Study for Caritas, 1993
Like The Artist in Her Studio, the large painting Caritas, 1993–94, is a major work completed by Rego after her time as the first Associate Artist and the National Gallery. This study, like the painting, is set in a wooded Portuguese landscape. At its centre, an older man sucks on the breast of a younger woman. Caritas, meaning ‘charity’ in Latin, clearly refers to the story of Roman Charity, or the Caritas Romana, in which a young woman, Pero, secretly breastfeeds her starving father, Cimon, in prison – a subject found in the Western canon as early as the sixteenth century, with famous subsequent examples by the likes of Rubens and Caravaggio. Rego broadens the scene and enriches the theme, building a complex narrative around ideas of fecundity and harshness, sustenance and depravation – moral, physical, and spiritual.
The Ferry Girl I, 1992
‘One hopes that once a person is looking in the picture, other things will come out that I’m not even aware of.’— Paula Rego
In 1992 Rego spent several months working in the Parque Marechal Carmona, Cascais (a park she used to visit as a child and loved), drawing and painting a series of pen and ink works on paper (the largest of which is now in the Portuguese Embassy in London).
The series conveys a tale imagined yet with elements based in reality. In these works the park’s famous peacocks became the villainous oppressors, invaders from another land. The museum dedicated exclusively to her work – Paula Rego’s House of Stories, which opened to the public in 2009 – was built on the site opposite the park.
Study for Peter Pan and other stories, 1992
This work in watercolour and ink was made at the same time as Rego created a series of etchings and aquatints, which were published as a portfolio and also used to illustrate the Folio Society edition of Peter Pan in 1992. This fight scene, which was not reproduced in the associated portfolio, is among her most extravagant compositions.
Throughout her career, Rego has explored the world of children’s stories, often attracted to their ambiguity and double meanings, especially in terms of human relations and the relationship between the individual and the collective. Her research into this rich literary universe began in 1974, when she produced a series of illustrations dedicated to traditional Portuguese folktales. Since that time, folk and fairy tales became a fertile source of inspiration for her work and its ongoing exploration of themes of enchantment, love and seduction, power and subjugation. These tales, in turn, gain fresh meaning through articulation and in combination with stories from the artist’s own personal universe.

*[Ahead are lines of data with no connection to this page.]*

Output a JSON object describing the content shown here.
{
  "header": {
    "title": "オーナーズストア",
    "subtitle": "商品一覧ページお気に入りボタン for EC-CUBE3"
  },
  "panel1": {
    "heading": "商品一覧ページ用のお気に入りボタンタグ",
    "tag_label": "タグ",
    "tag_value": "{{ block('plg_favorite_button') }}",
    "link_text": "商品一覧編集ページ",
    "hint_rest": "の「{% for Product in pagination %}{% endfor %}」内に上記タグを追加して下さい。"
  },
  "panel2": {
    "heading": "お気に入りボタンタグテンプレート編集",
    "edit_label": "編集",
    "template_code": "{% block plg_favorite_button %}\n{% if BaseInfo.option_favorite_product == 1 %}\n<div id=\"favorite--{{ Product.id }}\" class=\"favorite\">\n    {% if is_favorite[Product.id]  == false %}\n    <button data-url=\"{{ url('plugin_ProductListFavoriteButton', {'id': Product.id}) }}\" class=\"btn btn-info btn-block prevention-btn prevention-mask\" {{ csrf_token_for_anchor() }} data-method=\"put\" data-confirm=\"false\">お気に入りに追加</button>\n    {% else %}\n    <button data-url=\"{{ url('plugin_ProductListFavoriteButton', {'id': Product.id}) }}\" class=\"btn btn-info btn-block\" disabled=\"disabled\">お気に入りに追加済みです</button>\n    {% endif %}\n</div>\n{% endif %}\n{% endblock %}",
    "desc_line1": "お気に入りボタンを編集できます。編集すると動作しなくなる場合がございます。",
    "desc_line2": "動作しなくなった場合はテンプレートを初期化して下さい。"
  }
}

About the artist
Born in 1935 in Lisbon, Portugal, Dame Paula Rego RA studied at The Slade School of Fine Art from 1952 to 1956. She lives and works in London. Next year, the largest and most comprehensive retrospective of Rego’s work to date will take place at Tate Britain (16 June–24 October 2021). Current major solo exhibitions include Paula Rego: Obedience and Defiance, curated by Catherine Lampert, which travelled from MK Gallery, Milton Keynes to the Scottish National Gallery of Modern Art, Edinburgh in 2019–2020 and opened at the Irish Museum of Modern Art, Dublin in September 2020 (18 September 2020–3 January 2021). Her work is in the collections of major museums including the British Museum, London, UK; National Gallery, London, UK; National Portrait Gallery, London, UK; Tate Gallery, London, UK and the Whitworth Art Gallery, Manchester, UK. Paula Rego will have her first solo exhibition at Victoria Miro during the latter part of 2021.